When we reached home we found the report “Boelcke is dead!” had already arrived. We could scarcely realize it.
The greatest pain was, of course, felt by the man who had the misfortune to be involved in the accident.”
Edwin Böhme wrote to his fiancée
“Boelcke is no longer among us now. It could not have hit us pilots any harder.
On Saturday afternoon we were sitting on stand-by alert in our aerodrome blockhouse. I had just begun a chess match with Boelcke—it was then, shortly after 4 o’clock during an infantry attack at the front, that we were called. As usual, Boelcke led us. It wasn’t long before we were flying over Flers and started an attack on several English aeroplanes, fast single-seaters, which resisted efficiently.
In the following wild turning-flight combat, which allowed us to take shots only in short bursts, we sought to force down our opponent by alternately cutting him off, as we had already done so often with success. Boelcke and I had the one Englishman evenly between us, when another opponent, hunted by our friend Richthofen, cut directly in our path. As fast as lightning, Boelcke and I took evasive action simultaneously, and for one instant our wings obstructed our view of each other—it was then it occurred.

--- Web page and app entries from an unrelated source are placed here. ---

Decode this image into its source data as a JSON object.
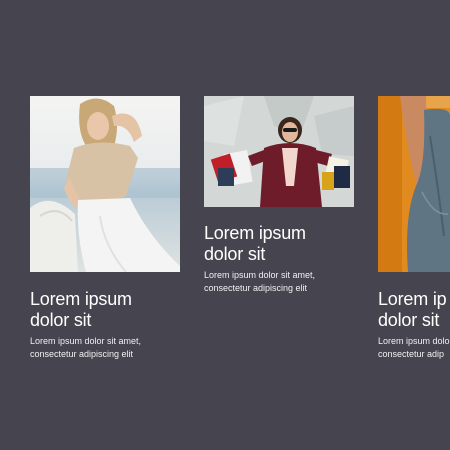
{
  "cards": [
    {
      "image": "woman-white-outfit-beach-photo",
      "title_line1": "Lorem ipsum",
      "title_line2": "dolor sit",
      "body_line1": "Lorem ipsum dolor sit amet,",
      "body_line2": "consectetur adipiscing elit"
    },
    {
      "image": "woman-shopping-bags-photo",
      "title_line1": "Lorem ipsum",
      "title_line2": "dolor sit",
      "body_line1": "Lorem ipsum dolor sit amet,",
      "body_line2": "consectetur adipiscing elit"
    },
    {
      "image": "hand-in-denim-pocket-photo",
      "title_line1": "Lorem ip",
      "title_line2": "dolor sit",
      "body_line1": "Lorem ipsum dolo",
      "body_line2": "consectetur adip"
    }
  ],
  "colors": {
    "background": "#46444e",
    "text": "#ffffff"
  }
}
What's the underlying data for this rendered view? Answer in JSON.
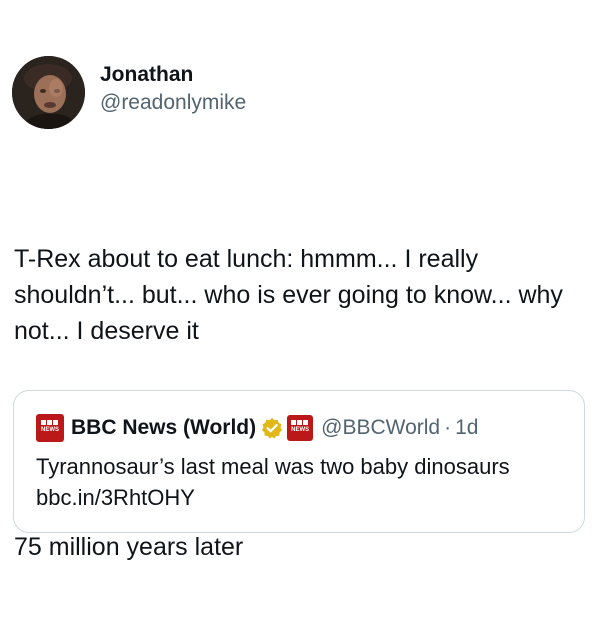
{
  "author": {
    "display_name": "Jonathan",
    "handle": "@readonlymike",
    "avatar_icon": "profile-photo"
  },
  "tweet": {
    "line_1": "T-Rex about to eat lunch: hmmm... I really shouldn’t... but... who is ever going to know... why not... I deserve it",
    "line_2": "75 million years later"
  },
  "quoted_tweet": {
    "display_name": "BBC News (World)",
    "logo_text": "NEWS",
    "verified_icon": "gold-verified-badge-icon",
    "handle": "@BBCWorld",
    "separator": "·",
    "time": "1d",
    "text": "Tyrannosaur’s last meal was two baby dinosaurs bbc.in/3RhtOHY"
  },
  "colors": {
    "text_primary": "#0f1419",
    "text_secondary": "#536471",
    "border": "#cfd9de",
    "bbc_red": "#bb1919",
    "verified_gold": "#e2b719"
  }
}
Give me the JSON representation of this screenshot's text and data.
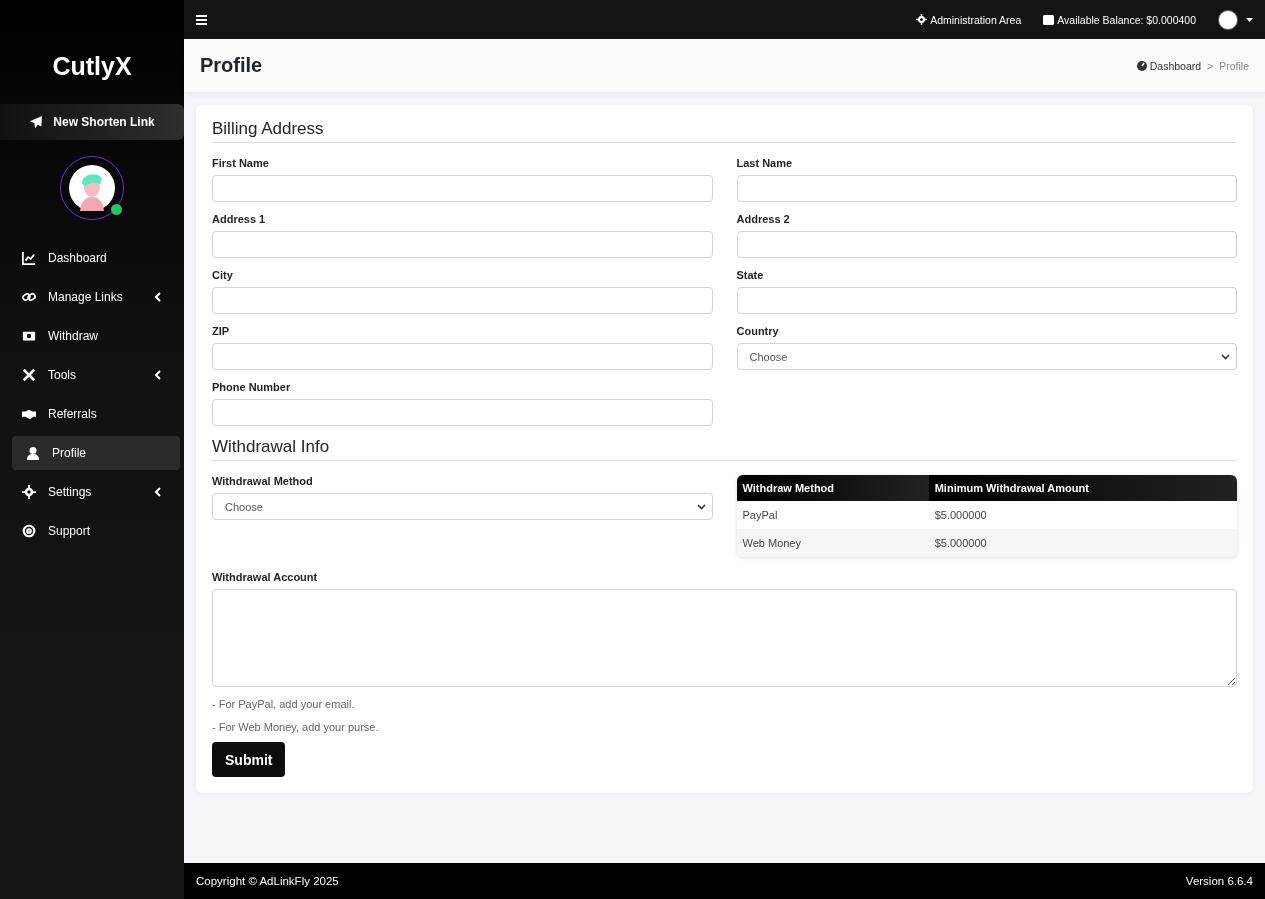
{
  "topbar": {
    "admin_link": "Administration Area",
    "balance": "Available Balance: $0.000400"
  },
  "sidebar": {
    "brand": "CutlyX",
    "new_link_button": "New Shorten Link",
    "user_online": true,
    "items": [
      {
        "label": "Dashboard",
        "expandable": false,
        "selected": false
      },
      {
        "label": "Manage Links",
        "expandable": true,
        "selected": false
      },
      {
        "label": "Withdraw",
        "expandable": false,
        "selected": false
      },
      {
        "label": "Tools",
        "expandable": true,
        "selected": false
      },
      {
        "label": "Referrals",
        "expandable": false,
        "selected": false
      },
      {
        "label": "Profile",
        "expandable": false,
        "selected": true
      },
      {
        "label": "Settings",
        "expandable": true,
        "selected": false
      },
      {
        "label": "Support",
        "expandable": false,
        "selected": false
      }
    ]
  },
  "page_header": {
    "title": "Profile",
    "breadcrumb": [
      "Dashboard",
      "Profile"
    ],
    "breadcrumb_separator": ">"
  },
  "billing": {
    "heading": "Billing Address",
    "fields": [
      {
        "label": "First Name",
        "kind": "text"
      },
      {
        "label": "Last Name",
        "kind": "text"
      },
      {
        "label": "Address 1",
        "kind": "text"
      },
      {
        "label": "Address 2",
        "kind": "text"
      },
      {
        "label": "City",
        "kind": "text"
      },
      {
        "label": "State",
        "kind": "text"
      },
      {
        "label": "ZIP",
        "kind": "text"
      },
      {
        "label": "Country",
        "kind": "select",
        "value": "Choose"
      },
      {
        "label": "Phone Number",
        "kind": "text"
      }
    ]
  },
  "withdrawal": {
    "heading": "Withdrawal Info",
    "method_label": "Withdrawal Method",
    "method_value": "Choose",
    "table": {
      "columns": [
        "Withdraw Method",
        "Minimum Withdrawal Amount"
      ],
      "rows": [
        [
          "PayPal",
          "$5.000000"
        ],
        [
          "Web Money",
          "$5.000000"
        ]
      ]
    },
    "account_label": "Withdrawal Account",
    "hints": [
      "- For PayPal, add your email.",
      "- For Web Money, add your purse."
    ],
    "submit": "Submit"
  },
  "footer": {
    "copyright": "Copyright © AdLinkFly 2025",
    "version": "Version 6.6.4"
  }
}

How I am to describe my feelings to you from that instant on, when Boelcke suddenly emerged a few meters on the right from me, his machine ducked, I pulled up hard, however nevertheless we still touched and we both fell towards the earth! It was only a slight touching, but at the enormous speed this still also meant it was an impact. Fate is usually so senseless in its selection: me, only one side of the undercarriage had torn away, him, the outermost piece of the left wing.
After a few hundred meters I got my machine under control again and could now follow Boelcke’s, which I could see was only somewhat downwardly inclined in a gentle glide, heading towards our lines. It was only in a cloud layer at lower regions that violent gusts caused his machine to gradually descended more steeply, and I had to watch as he could no longer set it down evenly, and saw it impact beside a battery position. People immediately hurried to his assistance. My attempts to land beside my friend were made impossible because of the shell craters and trenches. Thus I flew rapidly to our field.

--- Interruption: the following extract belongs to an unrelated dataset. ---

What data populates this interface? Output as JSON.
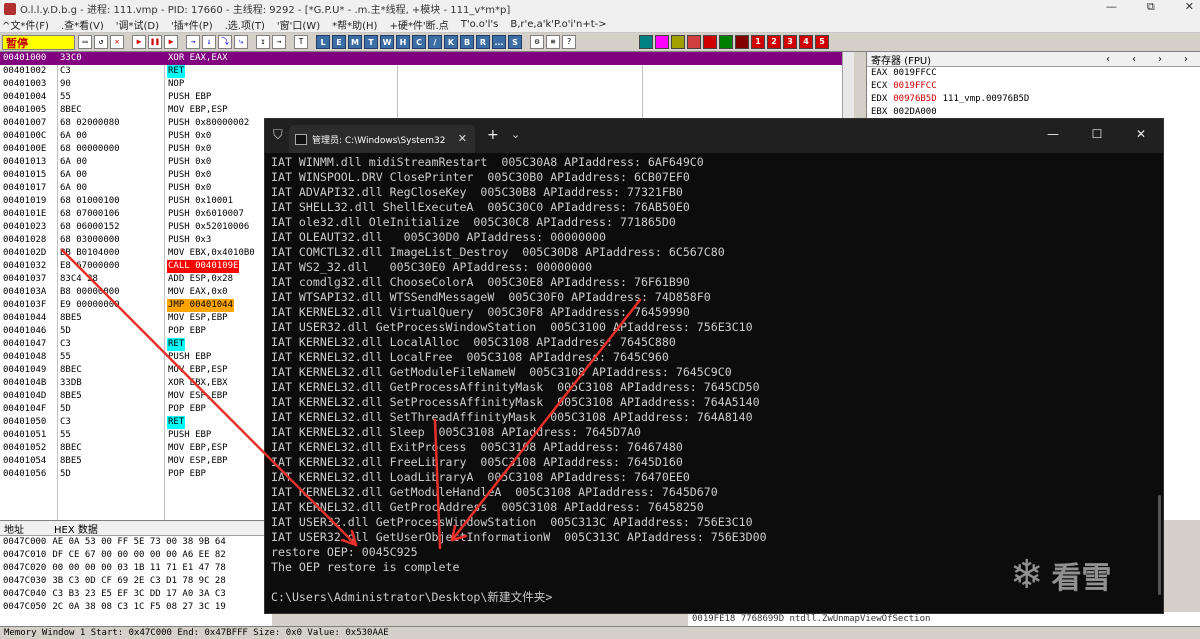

The fact that I had missed the landing, they told me of only the other day—I have no recollection of this at all. I was completely distressed, however I still had hope. But as we arrived in the car, they brought the body to us. He died in the blink of an eye at the moment of the crash. Boelcke never wore a crash helmet and did not strap himself in the Albatros either—otherwise he would have even survived the not at all too powerful of an impact.
Now everything is so empty to us. Only little by little does it come fully to our consciousness, that within the gap which our Boelcke leaves, the soul of the total is missing. He was nevertheless in each relationship our leader and master. He had an irresistible influence on all, even on superiors, which had to do purely with his personality, the all naturalness of his being. He could take us everywhere. We never had the feeling that anything could fail if he were there, and almost everything succeeded as well. In these one and a half months he has been with us we have put over 60 hostile aeroplanes out-of-action and made the dominance of the Englishmen shrink from day to day. Now we all must see that his triumphant spirit does not sink in the Staffel.”

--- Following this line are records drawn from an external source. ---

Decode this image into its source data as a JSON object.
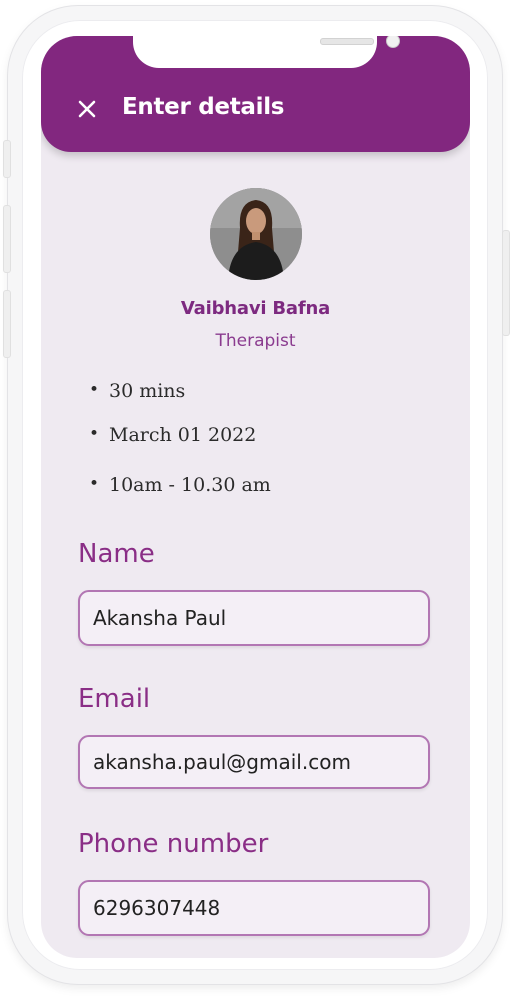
{
  "app_bar": {
    "title": "Enter details",
    "close_icon": "close-icon",
    "background_color": "#82277f"
  },
  "therapist": {
    "name": "Vaibhavi Bafna",
    "role": "Therapist"
  },
  "session_details": [
    "30 mins",
    "March 01 2022",
    "10am - 10.30 am"
  ],
  "form": {
    "name_label": "Name",
    "name_value": "Akansha Paul",
    "email_label": "Email",
    "email_value": "akansha.paul@gmail.com",
    "phone_label": "Phone number",
    "phone_value": "6296307448"
  },
  "colors": {
    "accent": "#82277f",
    "screen_background": "#efeaf1",
    "input_border": "#b276b3"
  }
}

In the confusion, both McKay and Knight were able to escape.
Totally forgotten in the news of Boelcke’s death is that fact that two RFC pilots were killed on Western Front today. 2nd Lieutenant William Adam Mackie Niven from 29 Squadron RFC was on patrol when his DH2 (5984) went into a spinning nosedive near Haut Avesnes. He was killed in the crash. 2nd Lieutenant Maurice Sharpe from 21 Squadron RFC was also killed. He was last seen in his BE12 (6483) diving steeply over Courcelette to try and escape from pursuing with several enemy machines.